Today, with only the most basic of internet searches it's possible to get a pretty good idea of the value of anything old and guitars are no exception. So it is highly unlikely you'll go to a yard sale or a church rummage sale and find an old Martin. This is one factor in the astronomical rise in prices for those old guitars. If you have any doubt about this, check out this video featuring Chris Martin talking about what his company had to pay for a pre-war D-45 for their museum:
Now, it is likely that the D-45s from the era Chris speaks of are the single most valuable and sought-after acoustic guitars ever made. But number two on the list is one I had the pleasure to hold and drool over last weekend.
I was playing my regular Saturday coffee shop gig when a friend walked in who is a musician (band director/trumpet player at a local elementary school). He had just dropped his young son off for a play date. He said - hey, my son's friend's mother has an old guitar that belonged to her mother. I think it's a Martin. Would you like to see it?
My interest level immediately rose and of course I said yes. "I'll be right back," he said.
A few minutes later he walked in with what was obviously a very old Lifton hardshell case.
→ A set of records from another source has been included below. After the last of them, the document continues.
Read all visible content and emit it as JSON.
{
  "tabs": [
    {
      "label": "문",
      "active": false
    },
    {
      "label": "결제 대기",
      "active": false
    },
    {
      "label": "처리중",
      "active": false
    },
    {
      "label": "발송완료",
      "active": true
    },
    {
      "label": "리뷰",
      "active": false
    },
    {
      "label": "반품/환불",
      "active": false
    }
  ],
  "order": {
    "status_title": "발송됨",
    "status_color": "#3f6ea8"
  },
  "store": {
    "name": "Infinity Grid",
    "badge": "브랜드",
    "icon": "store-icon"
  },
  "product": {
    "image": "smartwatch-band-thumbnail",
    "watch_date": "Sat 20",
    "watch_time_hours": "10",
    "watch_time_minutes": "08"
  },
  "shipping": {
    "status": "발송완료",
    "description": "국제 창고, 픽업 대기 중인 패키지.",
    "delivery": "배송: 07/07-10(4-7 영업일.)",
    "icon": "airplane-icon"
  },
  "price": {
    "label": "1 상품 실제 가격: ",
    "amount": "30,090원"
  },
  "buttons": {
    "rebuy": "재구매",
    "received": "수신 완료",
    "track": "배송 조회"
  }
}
Now I was really interested. Those old Liftons alone are worth $500 - $1000.
I opened the case. Oh my goodness. Herringbone binding...teardrop shaped pickguard....Brazilian rosewood. It showed plenty of dings and had a replacement bridge that was too small (the footprint of the original bridge was easy to see) and the replacement bridge was cracked but other than and a couple frets that were slightly protruding it was in great shape - no warping, no cracks that I could see. The strings were so old they were rusty so it would serve no purpose to play it and try to get an idea of the sound. Inside the case was a small piece of paper on which someone had written: 1930's?
I knew what it was without even looking inside but I had to confirm it. There on the neck block was the marking: OM-28. I didn't have the presence of mind to write down the serial number but it was in the low 50000 range.
"Tell your lady friend I will write her a check right now for $2000," I said. My friend laughed. No, he said, she doesn't play guitar at all but it was her mother's and she has emotional attachment to it. I was not surprised but I was pretty disappointed to say the least!
Later when I was home I did some research. According to Richard Johnston & Dick Boak's wonderful book, "Martin Guitars, A Technical Reference" a total of 487 OM-28s were made between 1929 and 1933. I tried to find out what that guitar might be worth. The only one I could find was one that sold at auction about a year ago - in much worse shape than the one I had seen - sold for..... $46,306 !
Oh my god. I called my friend and told him to tell the lady to call me right away. Not that I could ever hope to own it of course. But I wanted her to understand what she had, that it should be insured IMMEDIATELY and I could give her some names of reputable restorers of vintage guitars, if she decided to go that route. I'm still waiting for her to call and I sincerely hope she doesn't just shove it back under a bed or into a closet. Or worse yet, give it to her kids to fool around with.
I knew a guy in Connecituct years ago who happened upon a matched set of early 20th Century signed Loyd Loar F-5 mandolin and mandola. They had belonged to a very old lady's husband, who had purchased them brand new, with sequential serial numbers directly from Gibson in 1920. My friend purchased them from the lady, paying her $5000 for them in 1980. He told her they were worth more (although he didn't give her a figure) but she almost fainted when he offered her the $5k and she was happy to get that. He sold the mandolin (perfect condition) for $12,000 a year later. Today that mandolin is probably worth close to a quarter million dollars. I think he still has the mandola.
So I now have a good story to tell, but alas, no 1930 Martin OM-28. All I can hope is that my karma has been elevated by not trying bilk the lady out of her guitar. At least I got to hold it!
Peace & good music,